It takes forever for The Golden Child to finally send its protagonist to the Far East to fulfill his destiny. Once there, he shivers and shudders and tells Kee Nang, his perfunctory, unconvincing love interest, “I’m freezing, and I’m not enjoying myself, but I want you to know that I’m going to do my best to find this Golden Child for you.” It’s easy to hear the actor behind the role, though “acting” is an awfully generous way to describe what Murphy does here. “Speaking words while appearing on camera” is a more accurate phrasing.
For a film involving dragon rape and ancient prophecies fulfilled by a smart-ass L.A. social worker, The Golden Child travels an awfully straight path to an unsatisfying happy ending. Apart from the chat-show sequence, the sole moment of joy and inspiration in the film comes in a whimsical, stop-motion-animated scene where The Golden Child uses his supernatural powers to make a Pepsi can turn into a little aluminum man dancing to “Putting On The Ritz.” It’s the only moment in the film that captures the awe and wonder that this kind of family-friendly adventure is capable of when done correctly.
Murphy, Paramount, and audiences all learned the wrong lessons from The Golden Child. Murphy realized he didn’t have to try in order to be fabulously successful commercially.
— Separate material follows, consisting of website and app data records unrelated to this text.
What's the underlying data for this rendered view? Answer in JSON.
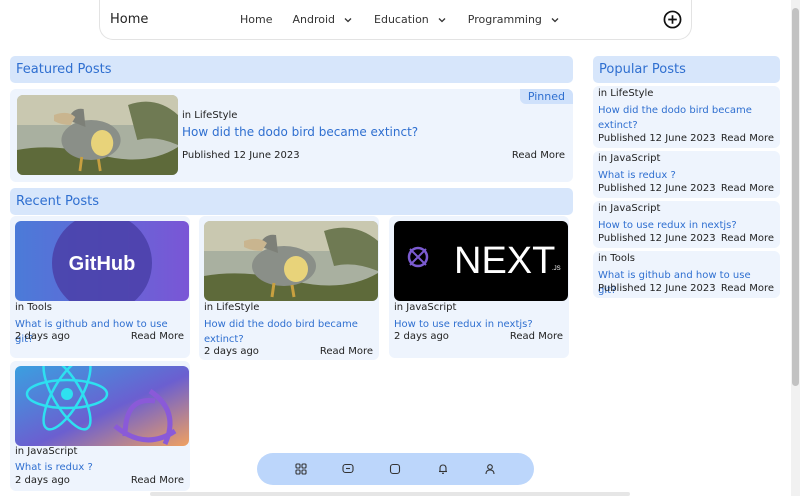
{
  "nav": {
    "brand": "Home",
    "items": [
      {
        "label": "Home",
        "dropdown": false
      },
      {
        "label": "Android",
        "dropdown": true
      },
      {
        "label": "Education",
        "dropdown": true
      },
      {
        "label": "Programming",
        "dropdown": true
      }
    ],
    "action_icon": "add-circle-icon"
  },
  "featured": {
    "heading": "Featured Posts",
    "badge": "Pinned",
    "post": {
      "category": "in LifeStyle",
      "title": "How did the dodo bird became extinct?",
      "date": "Published 12 June 2023",
      "read_more": "Read More",
      "image": "dodo-painting-image"
    }
  },
  "recent": {
    "heading": "Recent Posts",
    "posts": [
      {
        "category": "in Tools",
        "title": "What is github and how to use git?",
        "date": "2 days ago",
        "read_more": "Read More",
        "image": "github-logo-image",
        "image_text": "GitHub"
      },
      {
        "category": "in LifeStyle",
        "title": "How did the dodo bird became extinct?",
        "date": "2 days ago",
        "read_more": "Read More",
        "image": "dodo-painting-image"
      },
      {
        "category": "in JavaScript",
        "title": "How to use redux in nextjs?",
        "date": "2 days ago",
        "read_more": "Read More",
        "image": "nextjs-redux-image",
        "image_text": "NEXT",
        "image_subtext": ".JS"
      },
      {
        "category": "in JavaScript",
        "title": "What is redux ?",
        "date": "2 days ago",
        "read_more": "Read More",
        "image": "react-redux-image"
      }
    ]
  },
  "popular": {
    "heading": "Popular Posts",
    "posts": [
      {
        "category": "in LifeStyle",
        "title": "How did the dodo bird became extinct?",
        "date": "Published 12 June 2023",
        "read_more": "Read More"
      },
      {
        "category": "in JavaScript",
        "title": "What is redux ?",
        "date": "Published 12 June 2023",
        "read_more": "Read More"
      },
      {
        "category": "in JavaScript",
        "title": "How to use redux in nextjs?",
        "date": "Published 12 June 2023",
        "read_more": "Read More"
      },
      {
        "category": "in Tools",
        "title": "What is github and how to use git?",
        "date": "Published 12 June 2023",
        "read_more": "Read More"
      }
    ]
  },
  "bottom_bar": {
    "icons": [
      "grid-icon",
      "message-icon",
      "square-icon",
      "bell-icon",
      "user-icon"
    ]
  },
  "colors": {
    "accent": "#2f6fd0",
    "heading_bg": "#d7e6fb",
    "card_bg": "#eef4fd",
    "bottom_bar_bg": "#bcd6fb"
  }
}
Paramount and other studios learned, again, that audiences didn’t have to particularly like a movie to make it a sizable hit. And children not old enough to appreciate the grittier Murphy of 48 Hrs., Trading Places, and Saturday Night Live came to accept that oftentimes, big studio comedies just aren’t funny, but that’s no reason to stop supporting them with parental pocketbooks. As Maslin puts it, “A passive acceptance of a film this feeble sends a message of encouragement to those who made it.”
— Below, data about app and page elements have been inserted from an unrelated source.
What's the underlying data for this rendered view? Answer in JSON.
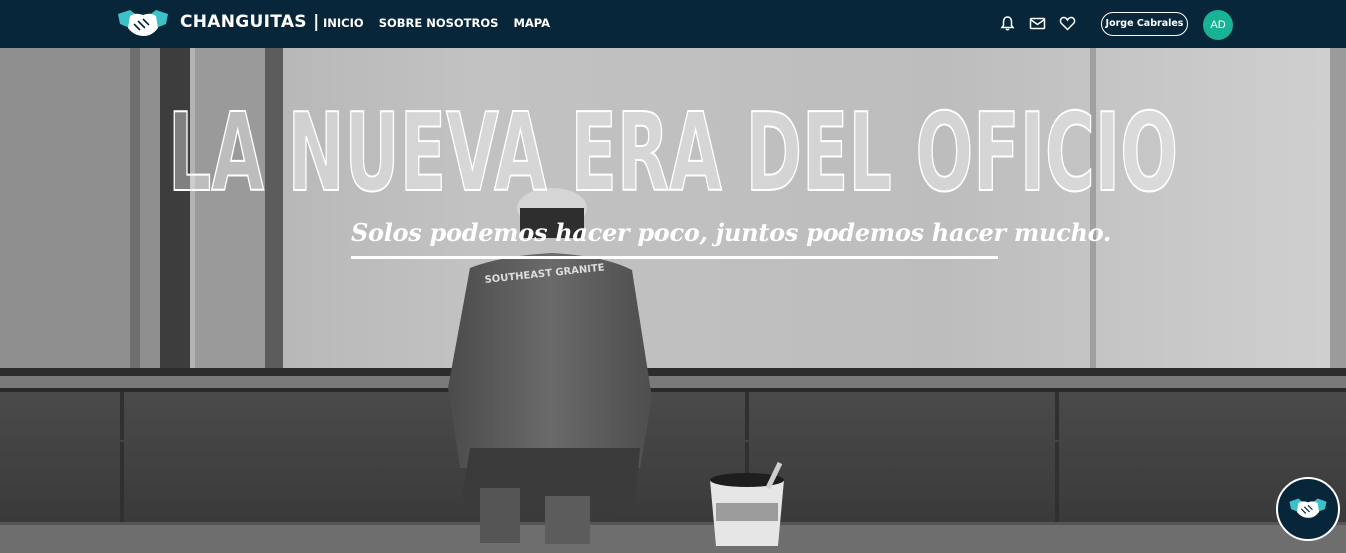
{
  "header": {
    "brand": "CHANGUITAS |",
    "nav": [
      {
        "label": "INICIO"
      },
      {
        "label": "SOBRE NOSOTROS"
      },
      {
        "label": "MAPA"
      }
    ],
    "icons": [
      "bell-icon",
      "mail-icon",
      "heart-icon"
    ],
    "user_button": "Jorge Cabrales",
    "avatar_initials": "AD"
  },
  "hero": {
    "headline": "LA NUEVA ERA DEL OFICIO",
    "tagline": "Solos podemos hacer poco, juntos podemos hacer mucho."
  },
  "colors": {
    "navbar": "#08263a",
    "avatar": "#18b394",
    "accent": "#3cc1c9"
  }
}
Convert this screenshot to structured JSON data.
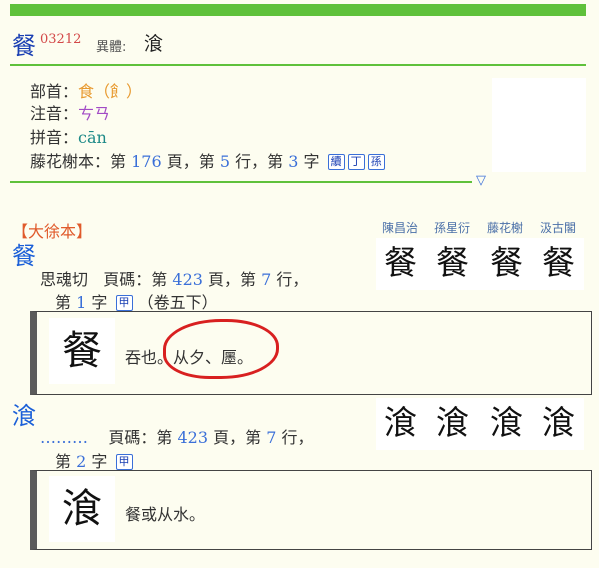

The Golden Child was released around the time of another mystically charged, East-meets-West action adventure: Big Trouble In Little China, directed by John Carpenter, whom Paramount unsuccessfully attempted to recruit for The Golden Child. In 1986, The Golden Child didn’t just win the box-office battle against Big Trouble In Little China, it devastated the competition, grossing almost $80 million domestically to Big Trouble In Little China’s paltry $11 million. But history is the ultimate judge of a film’s merit, and history has deemed Big Trouble In Little China the clear victor in the war for hearts and minds.
History isn’t always that tidy, however. Maslin was dead-on in calling The Golden Child a non-movie that seems to wash over audiences without making any kind of impression. Except for those it does impress. In one of the film’s sole moments of spontaneity and inspiration, Murphy gingerly refers to his evil arch-nemesis as “Sweet Brother Numsy” shortly before the villain transforms into a demon. That incongruously tender delivery stands out today largely because Kanye West references it on “Gone,” a standout track from his 2005 album Late Registration. So while The Golden Child was a non-movie for the vast majority of its audience, it obviously meant enough to West—who was roughly 9 when the film came out, and consequently the perfect age to love a kid-friendly Eddie Murphy movie—that he wanted to pay homage to it on one of his albums. The Golden Child is a Forgotbuster, but even the most shrugged-off non-event is fondly remembered by someone.
Next time: Godzilla (1998)